What packages to install for lxc on ubuntu xenial

i am leaning towards installing lxc. at this point i have found quite a number of packages that appear to be for lxc.

i am running Ubuntu Xenial 16.04.5 LTS last upgraded about a week ago. i would much prefer installing packages via the standard Ubuntu/Debian tools like apt-get using the Ubuntu repositories rather than pip (which i have had bad experiences with) or snap (which i have never used). what i am looking for is a list of package names to install; the essential ones and the optional ones with reasons or use cases for these.

Xenial comes with 2.0.x, which is LTS version of LXD 2. It is actually pre-installed in a standard server installation. You can upgrade to 3.0.1 which is the LTS version for LXD 3, using xenial-backports.

If you want to try this, you will first need to remove lxd/lxc/liblxc1 that came with the stock install and get 3.0.1 from backports, as per below:

sudo apt purge lxd lxc liblxc1
sudo apt install -t xenial-backports lxd

i actually want lxc instead of lxd. and i am doing this on a desktop edition of Ubuntu Xenial 16.04.5, not a server edition. i have acquired a list of packages, but it might be too few or too many. it would be nice to have a list of packages (dpkg -l) from a fresh server edition to see exactly what it comes with. i do have access to AWS but i don’t know that the AWS EC2 AMI for Ubuntu Xenial would have the same packages or even have lxc at all. i’ve already built my own generic (not for any particular project) customized (lots of my commands, scripts, and tools) AMIs based on the existing Ubuntu AMI (to minimize snapshot space usage).

here is the list of package names i gathered. they were found in Ubuntu 16.04 repositories. it is not known what packages are essential, optional, benign, undesirable, or dangerous. it is not known if other packages should also be in the list. i installed them all in a chroot and the installations all succeeded. the only action i have tried in that chroot is “man lxc” which works.


maybe someone can tell me the minimal set to get basic system-style containers to work and which are nice option packages.

are versions of lxc above 1.x just lxd?

I am not sure how you can get a supported setup of xenial with lxc 1.x and I am not sure why you would explicitly go for a package that has been superseded twice. This looks like a puzzle for someone who can really go out of their way to get a very specific setup.

my goal is to learn in the same sequence as i would have learned it had i not been led astray when this all began. when things first started there was no management system. at that time people learning about it could learn only the deep technical details. today, it seems most people are learning about containers as managed, and without learning those deep technical details. as i understand it, lxd has all the functions of lxc, but it executes everything through a daemon. this means i cannot see what is being done by using facilities like strace to look at the kernel syscalls or diagnose problems by looking at the errors from syscalls. in other things i have learned i end up making my own, often crude, management tools, doing things the way i usually do it. that’s why i want to start out with lxc and let it mold my view of containers as lxd. maybe i won’t need lxd. maybe i don’t even need lxc commands and can get by with just C and/or Python API bindings. i may, or may not, have time to develop bindings for Pike.

That is an admirable approach.

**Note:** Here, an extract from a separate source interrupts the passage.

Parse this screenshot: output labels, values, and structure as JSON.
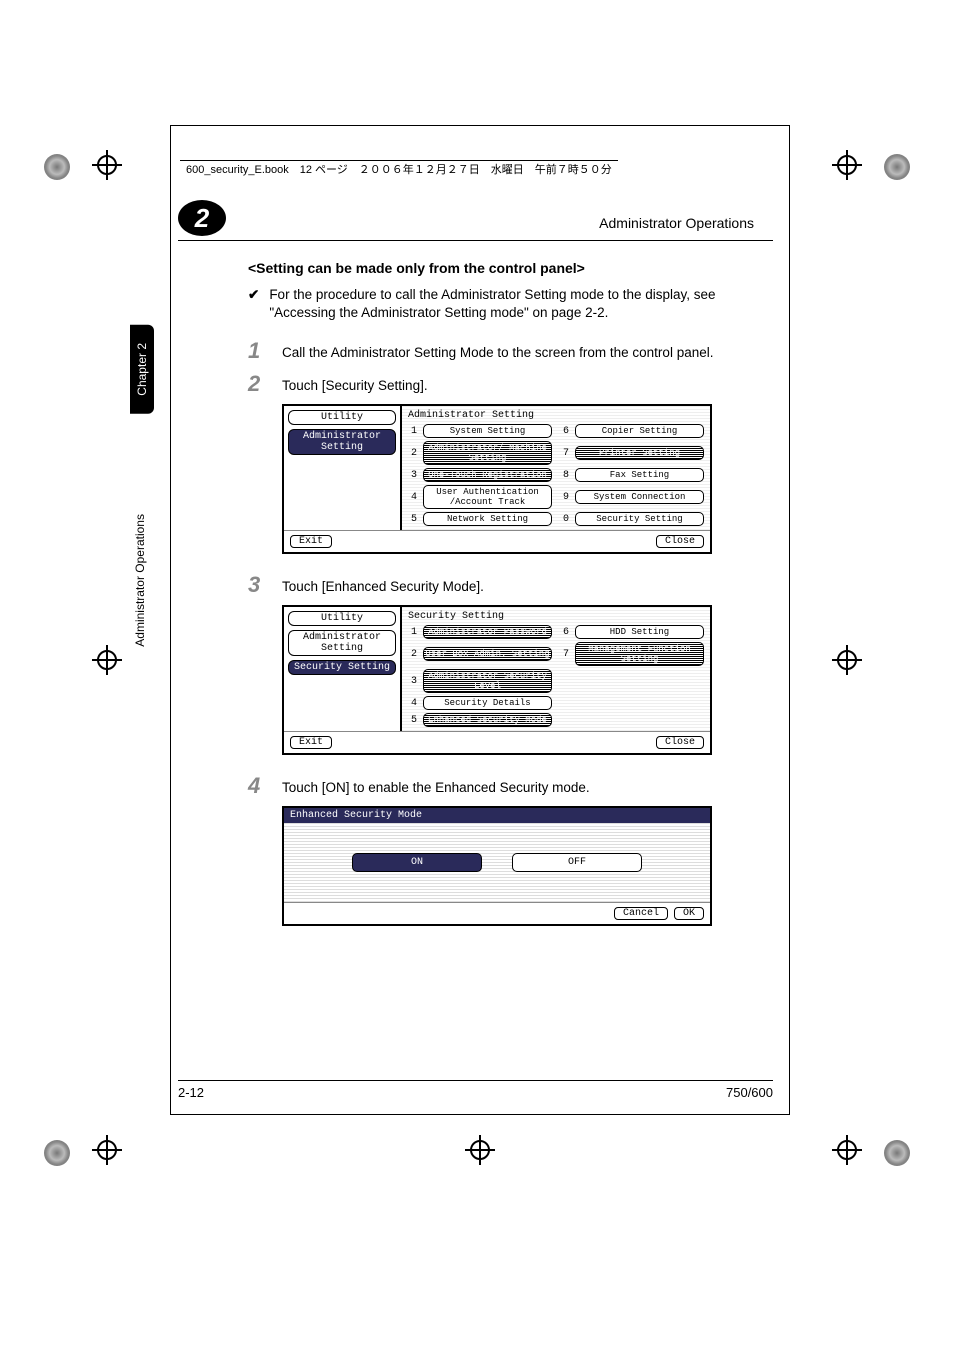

The principle it great, and it kind of reminds me of Kelsey Hightower’s “Kubernettes the hard way”, only he does not advocate starting will obsolete, deprecated or superseded versions of it. Just building it all from scratch and understanding what each part does. You could do that, I guess, by compiling lxd from source for example. I hope you find what you are looking for.

I respectfully disagree in wanting to “mold you view of containers” by forcing yourself to forego years of development. Just because you came later to the container world, does not mean you have to take it from the start and not take advantage of all the cool work and advancement the technology has seen from inception to your first contact with it. It’s like saying that people new to Linux, should start with compiling their own kernel and modules, instead of choosing a distro, in order to mold their view on Linux without any management tools or regard for any progress or work from the community.

You can clear up any lxc package from your distro and then setup a development environment for LXC. Compile LXC, install and start using it. You will end up with the latest of LXC and you will have only the necessary tools.

i worry that the great new development will obscure my understanding of what’s underneath. running through a daemon could very well do that. and i worry a lot about something that is a management layer won’t let me automate things as easily because it is also doing automation which can end up conflicting with each other. i believe that sometimes it could be best to use lxd and sometimes lxc and sometimes even lower.

i am reading more about cgroups and namespaces. and it looks like i may not need all namespaces to be isolated even for system type containers. but i need to read on to be sure. and there is the hint that i might not even need lxc. maybe a document that explains what all lxc does (then one like it for lxd) would be good reading. but, i don’t want a sales brochure; i don’t want someone trying to tell me how great it is. it should be telling me what it is and let me figure out how great it is.

i have found a bunch of packages for lxd, as well. can you tell me what i need to actually install … what is essential and what is optional … and what i should avoid. but i will still want such a list of lxc packages, as well, before proceeding.

since i have been told this works fine in AWS EC2 instances, i will be trying things there, before here. and i can launch 2 instances.